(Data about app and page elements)

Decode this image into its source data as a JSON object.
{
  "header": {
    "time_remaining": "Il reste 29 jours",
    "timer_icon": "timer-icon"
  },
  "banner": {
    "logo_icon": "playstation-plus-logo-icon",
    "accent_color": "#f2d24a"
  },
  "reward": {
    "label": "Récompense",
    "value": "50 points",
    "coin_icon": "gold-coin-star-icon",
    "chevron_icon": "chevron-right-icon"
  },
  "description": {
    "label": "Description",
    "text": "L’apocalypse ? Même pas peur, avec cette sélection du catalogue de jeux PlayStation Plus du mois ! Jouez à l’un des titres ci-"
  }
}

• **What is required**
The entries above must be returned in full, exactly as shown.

• **Response to this exercise**
Decode this image into its source data as a JSON object.
{
  "header": {
    "time_remaining": "Il reste 29 jours",
    "timer_icon": "timer-icon"
  },
  "banner": {
    "logo_icon": "playstation-plus-logo-icon",
    "accent_color": "#f2d24a"
  },
  "reward": {
    "label": "Récompense",
    "value": "50 points",
    "coin_icon": "gold-coin-star-icon",
    "chevron_icon": "chevron-right-icon"
  },
  "description": {
    "label": "Description",
    "text": "L’apocalypse ? Même pas peur, avec cette sélection du catalogue de jeux PlayStation Plus du mois ! Jouez à l’un des titres ci-"
  }
}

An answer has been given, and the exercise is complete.